'On that day, I decided no matter what harm comes my way, I am going out to help the poor.'
Sagar Shah, a criminal lawyer, is one of several thousands of unknown, unseen, Indians helping the poor and needy in this COVID-19 lockdown across India.
Sagar and his friend Dipesh Limbachiya spoke with Prasanna D Zore/Rediff.com on Swami Vivekanand road, Malad West, north west Mumbai.
An advocate who practices criminal law in Mumbai's session courts, Sagar was always sceptical about his father Atul's efforts to help the needy in Malad.
When his father decided to provide food packets to street dwellers and the poor during the COVID-19 lockdown, Sagar opposed the gesture of helping the poor that could expose his father to total strangers and probable coronavirus-infected people.
"I was against what my father was doing. Every day we were seeing in the news how coronavirus was spreading fast in the city," he says.
Just like how we get our food every day despite the lockdown, Sagar was under the impression that the poor and needy too must have been managing their meals. "Two-three days won't make any difference," he would tell himself.
"But I was completely wrong," he says admitting how wrong he was about the situation outside the comforts of his house.
Not only did his father ignore Sagar's pleas to not go out, he also convinced his son to join him in his effort.
And on the very first day of his volunteering effort, Sagar's outlook towards the good work his father did and how bad the situation was out in the streets changed for good.
See: How a Muslim woman inspired Sagar to help the needy
"When we went out I saw how bad the situation was," he says.
"I saw a Muslim aunty in the street looking out for food. We gave her a food packet. She was so hungry (and overwhelmed by our gesture) that she read the kalma (a prayer to Allah to bless a person for a good deed) for us without knowing our religion," he says.
This gesture of appreciation from a stranger changed Sagar's perspective completely towards fighting the COVID-19 pandemic.
"On that day, I decided no matter what harm comes my way, I am going out to help the poor," Sagar says about his life-changing experience.
Sagar says his father, his friend Dipesh Limbachiya (a BSc, Computer Science graduate seen in the video with Sagar) and he were not the only ones doing their bit for the poor.
A team of ten people, including his father, coordinates with BrihanMumbai Municipal Corporation officers to send food packets wherever it is needed in Malad.
Every day this team coordinates with Mahendra Gabane, a BMC staffer who gives them directions about the areas where food packets need to be distributed.
Ever since the Janata Curfew ON March 22, Atul Shah and his team have been active. "Since that day we have been distributing about 250 to 300 packets in cars or on two-wheelers," Sagar says.
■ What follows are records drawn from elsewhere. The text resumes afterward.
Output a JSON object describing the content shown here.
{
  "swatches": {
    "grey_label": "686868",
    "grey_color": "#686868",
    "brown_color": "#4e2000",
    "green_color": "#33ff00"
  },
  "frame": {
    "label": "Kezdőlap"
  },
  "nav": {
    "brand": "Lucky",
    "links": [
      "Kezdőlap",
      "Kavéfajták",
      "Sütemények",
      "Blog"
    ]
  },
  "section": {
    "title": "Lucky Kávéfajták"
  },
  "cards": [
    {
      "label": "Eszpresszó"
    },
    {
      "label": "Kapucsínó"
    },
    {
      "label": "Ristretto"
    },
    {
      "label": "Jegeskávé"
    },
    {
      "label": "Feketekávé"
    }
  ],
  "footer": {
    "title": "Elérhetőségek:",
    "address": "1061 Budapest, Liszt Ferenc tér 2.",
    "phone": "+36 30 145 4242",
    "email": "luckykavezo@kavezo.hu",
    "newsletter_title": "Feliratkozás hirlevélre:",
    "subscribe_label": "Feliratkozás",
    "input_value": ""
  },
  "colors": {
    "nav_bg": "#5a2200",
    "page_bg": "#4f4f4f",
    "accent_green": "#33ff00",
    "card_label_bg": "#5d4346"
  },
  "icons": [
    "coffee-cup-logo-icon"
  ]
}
And just so that police personnel are also on the same page and they are not obstructed while on their mission, the BMC has provided these people with identity cards.
How do they get money to distribute these food packets every day? "Our neighbours, people from the neighbouring buildings all pitch in with money," says Sagar.